*Activity*
Look through the entries. Copy each line that has the word "Шаблоны".

*Data to use*
------
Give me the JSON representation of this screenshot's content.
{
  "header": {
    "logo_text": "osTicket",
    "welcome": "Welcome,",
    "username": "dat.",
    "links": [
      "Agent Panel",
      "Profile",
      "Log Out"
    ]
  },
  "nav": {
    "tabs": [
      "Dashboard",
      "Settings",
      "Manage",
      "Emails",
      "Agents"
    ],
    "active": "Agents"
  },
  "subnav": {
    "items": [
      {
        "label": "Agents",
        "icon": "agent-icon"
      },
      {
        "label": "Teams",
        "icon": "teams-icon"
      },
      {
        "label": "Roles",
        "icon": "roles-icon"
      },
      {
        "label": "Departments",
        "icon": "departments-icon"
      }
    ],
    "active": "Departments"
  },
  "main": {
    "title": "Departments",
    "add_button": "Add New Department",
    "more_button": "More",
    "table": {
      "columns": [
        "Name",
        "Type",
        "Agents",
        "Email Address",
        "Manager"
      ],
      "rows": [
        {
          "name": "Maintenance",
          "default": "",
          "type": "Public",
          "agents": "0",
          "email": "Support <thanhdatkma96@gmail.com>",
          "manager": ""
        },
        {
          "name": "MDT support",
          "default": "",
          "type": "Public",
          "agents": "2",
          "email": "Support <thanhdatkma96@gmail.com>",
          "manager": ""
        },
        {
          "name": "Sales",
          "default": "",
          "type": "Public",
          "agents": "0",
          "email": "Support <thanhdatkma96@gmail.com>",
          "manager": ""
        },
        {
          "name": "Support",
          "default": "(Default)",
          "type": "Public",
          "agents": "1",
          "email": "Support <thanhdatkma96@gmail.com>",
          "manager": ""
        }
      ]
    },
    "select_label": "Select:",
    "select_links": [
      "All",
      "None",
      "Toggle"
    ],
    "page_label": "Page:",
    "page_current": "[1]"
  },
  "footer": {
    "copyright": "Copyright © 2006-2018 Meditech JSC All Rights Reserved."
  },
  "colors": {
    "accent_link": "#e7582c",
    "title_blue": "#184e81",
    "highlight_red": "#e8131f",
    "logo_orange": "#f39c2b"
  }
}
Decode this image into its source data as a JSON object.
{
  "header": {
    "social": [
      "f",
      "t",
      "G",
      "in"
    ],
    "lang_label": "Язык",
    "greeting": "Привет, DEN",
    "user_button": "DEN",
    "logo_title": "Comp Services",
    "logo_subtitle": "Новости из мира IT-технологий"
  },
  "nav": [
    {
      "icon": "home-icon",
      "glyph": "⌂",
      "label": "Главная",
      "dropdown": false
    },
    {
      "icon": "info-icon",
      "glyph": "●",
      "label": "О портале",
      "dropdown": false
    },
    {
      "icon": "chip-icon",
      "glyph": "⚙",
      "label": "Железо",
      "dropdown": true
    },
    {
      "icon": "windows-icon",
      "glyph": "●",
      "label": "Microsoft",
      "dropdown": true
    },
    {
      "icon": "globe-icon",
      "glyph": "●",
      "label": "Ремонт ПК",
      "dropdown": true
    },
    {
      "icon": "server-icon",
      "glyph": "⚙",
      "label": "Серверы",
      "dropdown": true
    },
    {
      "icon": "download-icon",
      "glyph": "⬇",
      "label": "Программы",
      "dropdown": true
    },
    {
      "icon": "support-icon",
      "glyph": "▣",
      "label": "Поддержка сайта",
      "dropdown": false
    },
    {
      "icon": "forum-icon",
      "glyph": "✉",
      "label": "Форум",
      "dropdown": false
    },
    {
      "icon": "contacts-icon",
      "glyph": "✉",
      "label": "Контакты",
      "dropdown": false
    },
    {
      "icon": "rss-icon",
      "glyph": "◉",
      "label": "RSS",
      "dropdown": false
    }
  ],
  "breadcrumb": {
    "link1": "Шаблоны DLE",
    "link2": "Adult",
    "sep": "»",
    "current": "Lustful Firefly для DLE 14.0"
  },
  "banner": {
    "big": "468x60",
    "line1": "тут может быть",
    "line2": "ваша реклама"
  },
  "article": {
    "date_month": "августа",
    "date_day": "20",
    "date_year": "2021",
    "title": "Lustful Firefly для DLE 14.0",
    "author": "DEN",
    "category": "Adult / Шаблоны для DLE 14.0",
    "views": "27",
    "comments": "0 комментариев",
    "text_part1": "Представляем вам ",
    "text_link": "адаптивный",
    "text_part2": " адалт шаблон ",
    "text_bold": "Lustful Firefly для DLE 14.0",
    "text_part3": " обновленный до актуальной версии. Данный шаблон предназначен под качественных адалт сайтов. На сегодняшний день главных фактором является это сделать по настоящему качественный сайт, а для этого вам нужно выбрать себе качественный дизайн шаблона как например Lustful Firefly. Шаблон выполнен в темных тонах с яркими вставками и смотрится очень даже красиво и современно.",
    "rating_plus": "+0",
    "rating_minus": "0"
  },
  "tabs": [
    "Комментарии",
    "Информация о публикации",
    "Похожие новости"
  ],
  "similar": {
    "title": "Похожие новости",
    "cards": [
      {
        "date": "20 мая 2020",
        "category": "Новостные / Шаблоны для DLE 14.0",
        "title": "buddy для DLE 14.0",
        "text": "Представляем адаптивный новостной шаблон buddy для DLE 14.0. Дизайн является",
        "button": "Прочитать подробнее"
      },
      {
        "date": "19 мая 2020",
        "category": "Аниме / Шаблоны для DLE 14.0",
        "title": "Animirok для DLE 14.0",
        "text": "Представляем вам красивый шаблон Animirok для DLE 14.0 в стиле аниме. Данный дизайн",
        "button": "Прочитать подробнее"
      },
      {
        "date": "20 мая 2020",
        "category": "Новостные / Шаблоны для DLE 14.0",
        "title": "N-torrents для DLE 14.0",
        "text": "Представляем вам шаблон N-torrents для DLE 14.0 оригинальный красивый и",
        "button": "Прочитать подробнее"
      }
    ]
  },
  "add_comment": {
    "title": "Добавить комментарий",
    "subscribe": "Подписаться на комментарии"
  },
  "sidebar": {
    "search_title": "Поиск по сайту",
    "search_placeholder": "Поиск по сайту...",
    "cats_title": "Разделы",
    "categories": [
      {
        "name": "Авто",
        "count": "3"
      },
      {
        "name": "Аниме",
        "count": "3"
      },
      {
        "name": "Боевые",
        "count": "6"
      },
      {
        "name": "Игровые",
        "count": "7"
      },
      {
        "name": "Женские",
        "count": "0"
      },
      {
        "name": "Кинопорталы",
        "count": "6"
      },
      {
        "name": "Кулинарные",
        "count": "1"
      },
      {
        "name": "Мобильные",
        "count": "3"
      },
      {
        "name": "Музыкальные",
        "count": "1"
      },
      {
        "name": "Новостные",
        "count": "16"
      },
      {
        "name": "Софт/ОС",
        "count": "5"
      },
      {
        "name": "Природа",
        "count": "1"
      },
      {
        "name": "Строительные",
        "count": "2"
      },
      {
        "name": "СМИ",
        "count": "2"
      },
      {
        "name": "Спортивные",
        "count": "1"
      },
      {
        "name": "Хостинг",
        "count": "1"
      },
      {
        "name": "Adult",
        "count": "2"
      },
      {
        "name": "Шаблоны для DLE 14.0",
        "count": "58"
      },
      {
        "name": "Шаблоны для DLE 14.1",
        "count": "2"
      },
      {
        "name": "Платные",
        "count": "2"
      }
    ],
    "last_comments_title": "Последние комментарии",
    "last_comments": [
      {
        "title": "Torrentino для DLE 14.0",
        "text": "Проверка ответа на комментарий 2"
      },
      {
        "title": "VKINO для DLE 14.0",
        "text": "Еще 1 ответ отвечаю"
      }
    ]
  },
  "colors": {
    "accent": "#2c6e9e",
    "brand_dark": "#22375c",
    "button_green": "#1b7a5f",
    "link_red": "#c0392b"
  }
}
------
*Answer space*
    "link1": "Шаблоны DLE",
    "category": "Adult / Шаблоны для DLE 14.0",
        "category": "Новостные / Шаблоны для DLE 14.0",
        "category": "Аниме / Шаблоны для DLE 14.0",
        "category": "Новостные / Шаблоны для DLE 14.0",
        "name": "Шаблоны для DLE 14.0",
        "name": "Шаблоны для DLE 14.1",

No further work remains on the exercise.